The Amazon book info says it better than I could: "This book is full of in-depth close readings of video games that parse out the various meanings to be found in the experience of playing a game. 22 contributors (developers, scholars, reviewers and bloggers) look at video games through both senses of “well played.” The goal is to help develop and define a literacy of games as well as a sense of their value as an experience. " The only thing that I might add is that both are free for Kindle.
 Understanding Video Games: The Essential Introduction (2012), by Simon Egenfeldt-Nielsen, Jonas Heide Smith , and Susana Pajares Tosca
Examines the predominant analytical theories for evaluating meaning in video games and takes a look at game aesthetics and design. Lays out the history of games and presents a number of modern moral/ethical dilemmas surrounding the game industry.

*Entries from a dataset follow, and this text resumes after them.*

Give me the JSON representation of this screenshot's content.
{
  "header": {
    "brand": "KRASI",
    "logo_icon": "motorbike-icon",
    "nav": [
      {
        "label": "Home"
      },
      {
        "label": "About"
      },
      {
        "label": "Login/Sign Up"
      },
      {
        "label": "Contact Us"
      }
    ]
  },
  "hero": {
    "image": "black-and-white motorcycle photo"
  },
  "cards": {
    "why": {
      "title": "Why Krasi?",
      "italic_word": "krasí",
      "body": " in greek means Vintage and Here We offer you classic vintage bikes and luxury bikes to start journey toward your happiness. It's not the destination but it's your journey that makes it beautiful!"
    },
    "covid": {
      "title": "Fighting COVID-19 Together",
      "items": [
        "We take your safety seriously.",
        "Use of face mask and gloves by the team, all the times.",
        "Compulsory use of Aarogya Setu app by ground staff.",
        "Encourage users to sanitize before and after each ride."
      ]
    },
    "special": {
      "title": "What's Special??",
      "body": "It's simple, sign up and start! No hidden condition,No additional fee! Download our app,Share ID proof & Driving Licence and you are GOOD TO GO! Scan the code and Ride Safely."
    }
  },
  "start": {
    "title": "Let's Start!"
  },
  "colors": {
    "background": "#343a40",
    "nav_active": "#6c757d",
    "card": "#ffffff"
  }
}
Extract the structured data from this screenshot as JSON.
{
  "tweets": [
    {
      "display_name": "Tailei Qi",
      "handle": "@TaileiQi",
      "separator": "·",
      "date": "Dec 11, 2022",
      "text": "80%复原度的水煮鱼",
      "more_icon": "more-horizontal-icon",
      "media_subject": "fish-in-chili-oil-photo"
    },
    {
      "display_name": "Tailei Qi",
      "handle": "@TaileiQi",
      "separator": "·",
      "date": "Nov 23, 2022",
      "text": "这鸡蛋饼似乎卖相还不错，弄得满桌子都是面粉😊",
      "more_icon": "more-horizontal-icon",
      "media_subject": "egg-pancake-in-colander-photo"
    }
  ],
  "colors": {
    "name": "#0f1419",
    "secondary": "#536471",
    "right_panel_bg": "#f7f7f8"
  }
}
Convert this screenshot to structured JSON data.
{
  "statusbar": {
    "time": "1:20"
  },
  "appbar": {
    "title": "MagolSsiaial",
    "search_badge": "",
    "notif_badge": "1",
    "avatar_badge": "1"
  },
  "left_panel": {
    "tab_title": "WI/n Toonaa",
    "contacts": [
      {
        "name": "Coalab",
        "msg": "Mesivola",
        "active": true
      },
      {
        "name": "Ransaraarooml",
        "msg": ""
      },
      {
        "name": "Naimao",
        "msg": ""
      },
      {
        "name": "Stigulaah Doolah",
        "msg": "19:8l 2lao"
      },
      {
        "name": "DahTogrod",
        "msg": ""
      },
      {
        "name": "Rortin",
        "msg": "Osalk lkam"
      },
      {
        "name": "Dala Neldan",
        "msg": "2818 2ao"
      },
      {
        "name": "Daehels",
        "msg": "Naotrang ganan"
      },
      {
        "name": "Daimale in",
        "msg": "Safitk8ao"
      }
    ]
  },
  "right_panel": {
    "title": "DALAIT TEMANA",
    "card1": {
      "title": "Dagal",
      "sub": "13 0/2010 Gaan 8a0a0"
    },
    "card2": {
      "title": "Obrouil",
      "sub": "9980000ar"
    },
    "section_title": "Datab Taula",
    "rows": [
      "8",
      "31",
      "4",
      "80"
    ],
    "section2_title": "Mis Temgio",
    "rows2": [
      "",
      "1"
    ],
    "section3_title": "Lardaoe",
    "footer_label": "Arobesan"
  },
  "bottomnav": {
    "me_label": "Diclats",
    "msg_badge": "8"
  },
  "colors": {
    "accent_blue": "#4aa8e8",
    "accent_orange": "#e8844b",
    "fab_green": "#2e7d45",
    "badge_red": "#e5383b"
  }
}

Miscellaneous Resources 

Critical Hit - A Video Game Critical Theory Primer This got me really excited because it comes out of a video game forum rather than a formal/education institution. It has a lot of people who chimed in about how interested they are in these topics, and it provides links to a number of really valuable resources like Game Studies, an open scholarly journal about video games. The link I provided should take you to an article entitled, "Game Analysis: Developing a Methodological Toolkit for the Qualitative Study of Games," by Mia Consalvo and Nathan Dutton.

Below are some other links. They are less rigorous and/or less specific to Paul's topic, but they provide some interesting insights:
Video Games: A Critical Analysis (We need to study video games because...)

Anyway, that's all for now. Hopefully this proves useful for Paul and anyone else interested in studying video games from a critical or academic perspective.